Prey and Dishonored on Xbox Series X / S: FPS Boost is much more than 60FPS.

As part of its celebration of the purchase of Bethesda, the second wave published by Microsoft with games with FPS Boost for the Xbox Series consoles includes some substantial improvements for classic titles of the American company. Well-known games such as Skyrim, Fallout 4 or Fallout 76 will go through the Digital Foundry benchmark later, but to begin with, we wanted to revisit two titles from Arkane Studios, Dishonored Definitive Edition and Prey. Both are brilliant games, but they didn’t perform optimally in their original console incarnation. FPS Boost improves both dramatically, and what is most fascinating is that not only doubling the frame-rate is key to improving the experience. FPS Boost, in fact, goes beyond what you would expect, to the point that, with Prey in particular, it almost seems like we are entering more remastering territory.

Let’s start with Prey, one of my favorite games of 2017, but also one that I didn’t get to play in its entirety on previous-gen consoles. A mix of performance issues, input lag defects, and long load times were quite a stumbling block, and why suffer from all that if you could play a PC version that was much better?

First, some basic facts. Prey runs at 900p on Xbox One S, with resolution increasing up to 1440p if you play on Xbox One X (where the draw distance is also extended and reflections are improved). These resolutions are maintained in Xbox Series S and Xbox Series X, respectively, but with FPS Boost activated all performance problems disappear and both new generation machines offer sixty frames per second, with just the occasional small jerk.

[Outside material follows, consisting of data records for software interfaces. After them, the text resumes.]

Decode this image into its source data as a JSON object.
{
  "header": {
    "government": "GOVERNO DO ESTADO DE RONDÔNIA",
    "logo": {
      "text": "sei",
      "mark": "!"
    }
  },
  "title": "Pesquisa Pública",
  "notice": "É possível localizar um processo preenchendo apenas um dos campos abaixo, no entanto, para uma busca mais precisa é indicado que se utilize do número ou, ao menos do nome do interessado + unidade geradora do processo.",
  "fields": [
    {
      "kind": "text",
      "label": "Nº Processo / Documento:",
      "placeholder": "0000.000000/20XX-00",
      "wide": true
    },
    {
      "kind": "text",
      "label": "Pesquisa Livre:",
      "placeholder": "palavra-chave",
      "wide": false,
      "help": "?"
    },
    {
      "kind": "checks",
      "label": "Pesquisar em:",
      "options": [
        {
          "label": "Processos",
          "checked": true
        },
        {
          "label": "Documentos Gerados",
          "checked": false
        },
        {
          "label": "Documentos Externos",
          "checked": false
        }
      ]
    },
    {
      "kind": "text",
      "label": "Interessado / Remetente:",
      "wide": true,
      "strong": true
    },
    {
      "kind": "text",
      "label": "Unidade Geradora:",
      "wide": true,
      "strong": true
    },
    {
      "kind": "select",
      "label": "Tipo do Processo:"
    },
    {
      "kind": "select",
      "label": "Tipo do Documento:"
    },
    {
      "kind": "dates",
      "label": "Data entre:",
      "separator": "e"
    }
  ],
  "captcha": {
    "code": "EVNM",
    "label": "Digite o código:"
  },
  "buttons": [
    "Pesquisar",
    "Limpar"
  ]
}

However, the performance improvement is only part of the equation, because there is a similar improvement in input lag, solving one of the biggest defects that the version for the previous generation presented.

Prey and Dishonored on Xbox Series X / S: FPS Boost is much more than 60FPS

And what about loading times? A one minute and fifteen second wait on Xbox One S is reduced to just thirteen seconds on Xbox Series. Prey is a game with a great exploration component, especially in the final section, where moving around the map is as frequent as it is essential. What was annoying and almost unacceptable on Xbox One is now so much better. FPS Boost makes the game change from night to day, making it a much closer to PC experience. Prey is now available on Xbox Game Pass, so it goes without saying that if you’ve bought a new Xbox and haven’t played it, I highly recommend doing so. The only downside is that in Series S it still works with the 900p resolution of the standard Xbox One S, when it is clear that the console could do much more, but even so the improvement over the previous generation is still spectacular.

I’ve also wanted to try Dishonored Definitive Edition, which we first saw in 2015 and was, to be honest, disappointing. Originally released in the late days of the Xbox 360 and PlayStation 3 era, a 60FPS version for PlayStation 4 and Xbox One seemed unavoidable, considering how light the requirements of the PC version are, but it was not the case and the port was surprisingly poor. There are some issues that remain when playing on Xbox Series consoles, but the improvement is huge and once again not limited to frame-rate alone. Yes, sixty frames per second is the goal, but curiously not even Xbox Series X manages to stabilize at that figure. The interface elements that appear on the screen cause some jerks, but regardless of that there is a feeling that something is not quite right.

Prey and Dishonored on Xbox Series X / S: FPS Boost is much more than 60FPS

The improvement, in any case, is still very great whether you play in Series X or Series S, but what has really caught my attention is the gigantic improvement in loading times. In my tests the waits have been reduced to just a couple of seconds, which is a change like from night to day. How the Xbox Backward Compatibility team has accomplished this remains to be seen, but it’s easily the biggest improvement I’ve seen in load times, and I wouldn’t be surprised if key data is cached in memory to facilitate the massive reduction in load times. loading times. Once again, the change is transformative; Dishonored is a game that is based on experimentation, on challenging its impressive AI. This involves many deaths and loading screens, a process that was torture on previous generation consoles and that here is not the slightest problem thanks to FPS Boost. Beyond the performance hitches, the only real issue is the lack of Xbox One X support, which means both Series S and Series X run at the original 1080p resolution. Still, the game is fabulous, it’s on Xbox Game Pass, and it’s worth playing.

But clearly what we glean from here is that FPS Boost is really more than just doubling performance. The reduction in input lag is a direct effect of the improved frame-rate, but the feeling is that the Xbox Backward Compatibility team is doing a lot more to reduce load times than you might expect. And considering how much the storage speed limitations were in games like Fallouts, it will be interesting to see how well they work with FPS Boost turned on. We’ll check it out soon, but for now, here and now, what we have are two great games from Arkane that feel refreshed and fresh, and which we highly recommend.

Prey and Dishonored on Xbox Series X / S: FPS Boost is much more than 60FPS